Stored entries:
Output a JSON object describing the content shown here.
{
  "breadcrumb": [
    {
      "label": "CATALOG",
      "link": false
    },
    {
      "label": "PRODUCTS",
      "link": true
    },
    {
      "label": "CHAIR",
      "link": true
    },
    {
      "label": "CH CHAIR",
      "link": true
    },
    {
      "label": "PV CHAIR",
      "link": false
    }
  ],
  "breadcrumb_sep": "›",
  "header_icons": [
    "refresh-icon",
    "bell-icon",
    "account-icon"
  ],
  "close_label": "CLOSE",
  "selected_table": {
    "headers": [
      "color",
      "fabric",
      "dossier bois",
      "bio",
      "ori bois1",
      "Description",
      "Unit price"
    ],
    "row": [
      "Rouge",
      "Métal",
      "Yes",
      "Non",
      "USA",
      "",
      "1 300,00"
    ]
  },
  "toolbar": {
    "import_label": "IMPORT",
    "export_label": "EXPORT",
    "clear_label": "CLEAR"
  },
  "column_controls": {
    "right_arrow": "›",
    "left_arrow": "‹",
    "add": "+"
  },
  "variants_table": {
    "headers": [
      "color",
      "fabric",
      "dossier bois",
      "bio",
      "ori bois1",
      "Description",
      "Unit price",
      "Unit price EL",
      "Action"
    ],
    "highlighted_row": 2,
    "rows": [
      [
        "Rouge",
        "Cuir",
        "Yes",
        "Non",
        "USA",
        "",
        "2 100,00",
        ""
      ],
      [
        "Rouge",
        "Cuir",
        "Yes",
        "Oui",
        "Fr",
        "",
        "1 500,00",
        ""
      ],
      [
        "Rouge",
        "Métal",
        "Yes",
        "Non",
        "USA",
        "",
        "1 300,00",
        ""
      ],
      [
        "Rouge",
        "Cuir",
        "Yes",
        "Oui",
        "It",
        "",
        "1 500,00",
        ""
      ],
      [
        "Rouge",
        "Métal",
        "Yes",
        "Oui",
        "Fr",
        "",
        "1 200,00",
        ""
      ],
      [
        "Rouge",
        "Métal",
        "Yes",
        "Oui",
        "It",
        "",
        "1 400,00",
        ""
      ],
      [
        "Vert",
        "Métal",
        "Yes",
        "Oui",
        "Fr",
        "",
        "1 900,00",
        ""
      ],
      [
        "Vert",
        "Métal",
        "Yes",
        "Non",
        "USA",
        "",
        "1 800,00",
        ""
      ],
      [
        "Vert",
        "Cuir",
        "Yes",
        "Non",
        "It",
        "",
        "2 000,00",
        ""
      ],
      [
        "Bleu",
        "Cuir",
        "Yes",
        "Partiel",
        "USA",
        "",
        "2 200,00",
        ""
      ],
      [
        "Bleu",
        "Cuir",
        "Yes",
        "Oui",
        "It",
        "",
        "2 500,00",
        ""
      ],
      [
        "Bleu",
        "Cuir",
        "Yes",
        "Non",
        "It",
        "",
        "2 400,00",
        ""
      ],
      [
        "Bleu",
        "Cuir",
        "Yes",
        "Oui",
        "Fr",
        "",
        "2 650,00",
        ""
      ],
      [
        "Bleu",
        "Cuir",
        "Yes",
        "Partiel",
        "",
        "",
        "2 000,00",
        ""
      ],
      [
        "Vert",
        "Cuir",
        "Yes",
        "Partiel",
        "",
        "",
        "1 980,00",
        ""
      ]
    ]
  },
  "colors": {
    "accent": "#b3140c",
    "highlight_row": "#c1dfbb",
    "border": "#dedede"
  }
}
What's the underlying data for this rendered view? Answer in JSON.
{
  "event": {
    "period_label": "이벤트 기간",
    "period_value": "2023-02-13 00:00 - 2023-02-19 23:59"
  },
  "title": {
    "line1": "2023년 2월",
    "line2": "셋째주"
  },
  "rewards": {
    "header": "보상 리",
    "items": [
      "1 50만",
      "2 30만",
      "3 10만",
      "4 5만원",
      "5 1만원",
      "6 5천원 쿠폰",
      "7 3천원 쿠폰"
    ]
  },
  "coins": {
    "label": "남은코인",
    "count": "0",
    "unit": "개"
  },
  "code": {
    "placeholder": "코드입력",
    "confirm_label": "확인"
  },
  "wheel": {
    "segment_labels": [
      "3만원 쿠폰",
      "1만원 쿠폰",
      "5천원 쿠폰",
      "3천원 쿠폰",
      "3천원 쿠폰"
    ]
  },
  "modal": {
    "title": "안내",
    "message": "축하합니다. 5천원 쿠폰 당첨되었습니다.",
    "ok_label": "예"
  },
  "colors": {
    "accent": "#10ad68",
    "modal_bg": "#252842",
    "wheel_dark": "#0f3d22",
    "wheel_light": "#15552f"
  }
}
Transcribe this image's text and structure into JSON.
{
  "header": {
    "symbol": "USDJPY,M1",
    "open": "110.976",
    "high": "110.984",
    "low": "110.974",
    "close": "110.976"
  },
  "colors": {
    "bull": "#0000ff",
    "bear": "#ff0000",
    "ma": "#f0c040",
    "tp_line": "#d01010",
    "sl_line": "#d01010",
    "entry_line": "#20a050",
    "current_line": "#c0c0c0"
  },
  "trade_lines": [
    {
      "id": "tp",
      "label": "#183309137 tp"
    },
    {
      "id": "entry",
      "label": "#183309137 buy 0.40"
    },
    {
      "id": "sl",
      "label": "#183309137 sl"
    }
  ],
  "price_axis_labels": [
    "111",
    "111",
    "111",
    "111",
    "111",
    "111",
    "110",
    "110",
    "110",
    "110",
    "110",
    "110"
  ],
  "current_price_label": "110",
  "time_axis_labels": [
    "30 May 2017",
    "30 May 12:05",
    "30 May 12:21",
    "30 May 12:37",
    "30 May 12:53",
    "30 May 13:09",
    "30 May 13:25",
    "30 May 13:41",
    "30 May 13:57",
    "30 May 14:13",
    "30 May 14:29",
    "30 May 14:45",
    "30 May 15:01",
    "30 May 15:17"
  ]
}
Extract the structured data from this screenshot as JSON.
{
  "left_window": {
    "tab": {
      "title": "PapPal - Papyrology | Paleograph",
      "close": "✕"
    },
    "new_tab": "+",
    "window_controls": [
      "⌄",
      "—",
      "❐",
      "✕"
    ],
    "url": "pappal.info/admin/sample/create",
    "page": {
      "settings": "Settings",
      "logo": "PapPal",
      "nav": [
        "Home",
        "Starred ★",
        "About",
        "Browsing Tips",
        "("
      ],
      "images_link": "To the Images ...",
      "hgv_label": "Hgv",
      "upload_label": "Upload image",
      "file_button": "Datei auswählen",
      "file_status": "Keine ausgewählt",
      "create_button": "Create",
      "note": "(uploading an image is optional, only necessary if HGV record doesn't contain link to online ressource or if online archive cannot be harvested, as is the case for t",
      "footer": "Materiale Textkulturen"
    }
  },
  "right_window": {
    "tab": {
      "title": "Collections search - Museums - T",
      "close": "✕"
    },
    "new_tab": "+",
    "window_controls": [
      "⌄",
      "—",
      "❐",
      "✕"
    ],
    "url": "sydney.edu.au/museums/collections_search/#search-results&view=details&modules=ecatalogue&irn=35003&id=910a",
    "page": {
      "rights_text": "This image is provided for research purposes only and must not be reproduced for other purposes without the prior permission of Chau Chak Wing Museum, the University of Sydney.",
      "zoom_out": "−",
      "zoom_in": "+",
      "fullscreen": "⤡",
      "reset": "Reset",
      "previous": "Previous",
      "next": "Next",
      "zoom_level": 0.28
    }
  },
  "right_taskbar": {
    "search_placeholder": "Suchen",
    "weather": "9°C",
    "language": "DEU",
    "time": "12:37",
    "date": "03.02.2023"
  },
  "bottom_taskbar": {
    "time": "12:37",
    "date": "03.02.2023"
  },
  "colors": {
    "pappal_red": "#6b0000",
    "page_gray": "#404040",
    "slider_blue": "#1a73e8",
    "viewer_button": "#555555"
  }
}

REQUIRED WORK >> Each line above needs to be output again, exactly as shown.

YOUR RESPONSE >>
Output a JSON object describing the content shown here.
{
  "breadcrumb": [
    {
      "label": "CATALOG",
      "link": false
    },
    {
      "label": "PRODUCTS",
      "link": true
    },
    {
      "label": "CHAIR",
      "link": true
    },
    {
      "label": "CH CHAIR",
      "link": true
    },
    {
      "label": "PV CHAIR",
      "link": false
    }
  ],
  "breadcrumb_sep": "›",
  "header_icons": [
    "refresh-icon",
    "bell-icon",
    "account-icon"
  ],
  "close_label": "CLOSE",
  "selected_table": {
    "headers": [
      "color",
      "fabric",
      "dossier bois",
      "bio",
      "ori bois1",
      "Description",
      "Unit price"
    ],
    "row": [
      "Rouge",
      "Métal",
      "Yes",
      "Non",
      "USA",
      "",
      "1 300,00"
    ]
  },
  "toolbar": {
    "import_label": "IMPORT",
    "export_label": "EXPORT",
    "clear_label": "CLEAR"
  },
  "column_controls": {
    "right_arrow": "›",
    "left_arrow": "‹",
    "add": "+"
  },
  "variants_table": {
    "headers": [
      "color",
      "fabric",
      "dossier bois",
      "bio",
      "ori bois1",
      "Description",
      "Unit price",
      "Unit price EL",
      "Action"
    ],
    "highlighted_row": 2,
    "rows": [
      [
        "Rouge",
        "Cuir",
        "Yes",
        "Non",
        "USA",
        "",
        "2 100,00",
        ""
      ],
      [
        "Rouge",
        "Cuir",
        "Yes",
        "Oui",
        "Fr",
        "",
        "1 500,00",
        ""
      ],
      [
        "Rouge",
        "Métal",
        "Yes",
        "Non",
        "USA",
        "",
        "1 300,00",
        ""
      ],
      [
        "Rouge",
        "Cuir",
        "Yes",
        "Oui",
        "It",
        "",
        "1 500,00",
        ""
      ],
      [
        "Rouge",
        "Métal",
        "Yes",
        "Oui",
        "Fr",
        "",
        "1 200,00",
        ""
      ],
      [
        "Rouge",
        "Métal",
        "Yes",
        "Oui",
        "It",
        "",
        "1 400,00",
        ""
      ],
      [
        "Vert",
        "Métal",
        "Yes",
        "Oui",
        "Fr",
        "",
        "1 900,00",
        ""
      ],
      [
        "Vert",
        "Métal",
        "Yes",
        "Non",
        "USA",
        "",
        "1 800,00",
        ""
      ],
      [
        "Vert",
        "Cuir",
        "Yes",
        "Non",
        "It",
        "",
        "2 000,00",
        ""
      ],
      [
        "Bleu",
        "Cuir",
        "Yes",
        "Partiel",
        "USA",
        "",
        "2 200,00",
        ""
      ],
      [
        "Bleu",
        "Cuir",
        "Yes",
        "Oui",
        "It",
        "",
        "2 500,00",
        ""
      ],
      [
        "Bleu",
        "Cuir",
        "Yes",
        "Non",
        "It",
        "",
        "2 400,00",
        ""
      ],
      [
        "Bleu",
        "Cuir",
        "Yes",
        "Oui",
        "Fr",
        "",
        "2 650,00",
        ""
      ],
      [
        "Bleu",
        "Cuir",
        "Yes",
        "Partiel",
        "",
        "",
        "2 000,00",
        ""
      ],
      [
        "Vert",
        "Cuir",
        "Yes",
        "Partiel",
        "",
        "",
        "1 980,00",
        ""
      ]
    ]
  },
  "colors": {
    "accent": "#b3140c",
    "highlight_row": "#c1dfbb",
    "border": "#dedede"
  }
}
What's the underlying data for this rendered view? Answer in JSON.
{
  "event": {
    "period_label": "이벤트 기간",
    "period_value": "2023-02-13 00:00 - 2023-02-19 23:59"
  },
  "title": {
    "line1": "2023년 2월",
    "line2": "셋째주"
  },
  "rewards": {
    "header": "보상 리",
    "items": [
      "1 50만",
      "2 30만",
      "3 10만",
      "4 5만원",
      "5 1만원",
      "6 5천원 쿠폰",
      "7 3천원 쿠폰"
    ]
  },
  "coins": {
    "label": "남은코인",
    "count": "0",
    "unit": "개"
  },
  "code": {
    "placeholder": "코드입력",
    "confirm_label": "확인"
  },
  "wheel": {
    "segment_labels": [
      "3만원 쿠폰",
      "1만원 쿠폰",
      "5천원 쿠폰",
      "3천원 쿠폰",
      "3천원 쿠폰"
    ]
  },
  "modal": {
    "title": "안내",
    "message": "축하합니다. 5천원 쿠폰 당첨되었습니다.",
    "ok_label": "예"
  },
  "colors": {
    "accent": "#10ad68",
    "modal_bg": "#252842",
    "wheel_dark": "#0f3d22",
    "wheel_light": "#15552f"
  }
}
Transcribe this image's text and structure into JSON.
{
  "header": {
    "symbol": "USDJPY,M1",
    "open": "110.976",
    "high": "110.984",
    "low": "110.974",
    "close": "110.976"
  },
  "colors": {
    "bull": "#0000ff",
    "bear": "#ff0000",
    "ma": "#f0c040",
    "tp_line": "#d01010",
    "sl_line": "#d01010",
    "entry_line": "#20a050",
    "current_line": "#c0c0c0"
  },
  "trade_lines": [
    {
      "id": "tp",
      "label": "#183309137 tp"
    },
    {
      "id": "entry",
      "label": "#183309137 buy 0.40"
    },
    {
      "id": "sl",
      "label": "#183309137 sl"
    }
  ],
  "price_axis_labels": [
    "111",
    "111",
    "111",
    "111",
    "111",
    "111",
    "110",
    "110",
    "110",
    "110",
    "110",
    "110"
  ],
  "current_price_label": "110",
  "time_axis_labels": [
    "30 May 2017",
    "30 May 12:05",
    "30 May 12:21",
    "30 May 12:37",
    "30 May 12:53",
    "30 May 13:09",
    "30 May 13:25",
    "30 May 13:41",
    "30 May 13:57",
    "30 May 14:13",
    "30 May 14:29",
    "30 May 14:45",
    "30 May 15:01",
    "30 May 15:17"
  ]
}
Extract the structured data from this screenshot as JSON.
{
  "left_window": {
    "tab": {
      "title": "PapPal - Papyrology | Paleograph",
      "close": "✕"
    },
    "new_tab": "+",
    "window_controls": [
      "⌄",
      "—",
      "❐",
      "✕"
    ],
    "url": "pappal.info/admin/sample/create",
    "page": {
      "settings": "Settings",
      "logo": "PapPal",
      "nav": [
        "Home",
        "Starred ★",
        "About",
        "Browsing Tips",
        "("
      ],
      "images_link": "To the Images ...",
      "hgv_label": "Hgv",
      "upload_label": "Upload image",
      "file_button": "Datei auswählen",
      "file_status": "Keine ausgewählt",
      "create_button": "Create",
      "note": "(uploading an image is optional, only necessary if HGV record doesn't contain link to online ressource or if online archive cannot be harvested, as is the case for t",
      "footer": "Materiale Textkulturen"
    }
  },
  "right_window": {
    "tab": {
      "title": "Collections search - Museums - T",
      "close": "✕"
    },
    "new_tab": "+",
    "window_controls": [
      "⌄",
      "—",
      "❐",
      "✕"
    ],
    "url": "sydney.edu.au/museums/collections_search/#search-results&view=details&modules=ecatalogue&irn=35003&id=910a",
    "page": {
      "rights_text": "This image is provided for research purposes only and must not be reproduced for other purposes without the prior permission of Chau Chak Wing Museum, the University of Sydney.",
      "zoom_out": "−",
      "zoom_in": "+",
      "fullscreen": "⤡",
      "reset": "Reset",
      "previous": "Previous",
      "next": "Next",
      "zoom_level": 0.28
    }
  },
  "right_taskbar": {
    "search_placeholder": "Suchen",
    "weather": "9°C",
    "language": "DEU",
    "time": "12:37",
    "date": "03.02.2023"
  },
  "bottom_taskbar": {
    "time": "12:37",
    "date": "03.02.2023"
  },
  "colors": {
    "pappal_red": "#6b0000",
    "page_gray": "#404040",
    "slider_blue": "#1a73e8",
    "viewer_button": "#555555"
  }
}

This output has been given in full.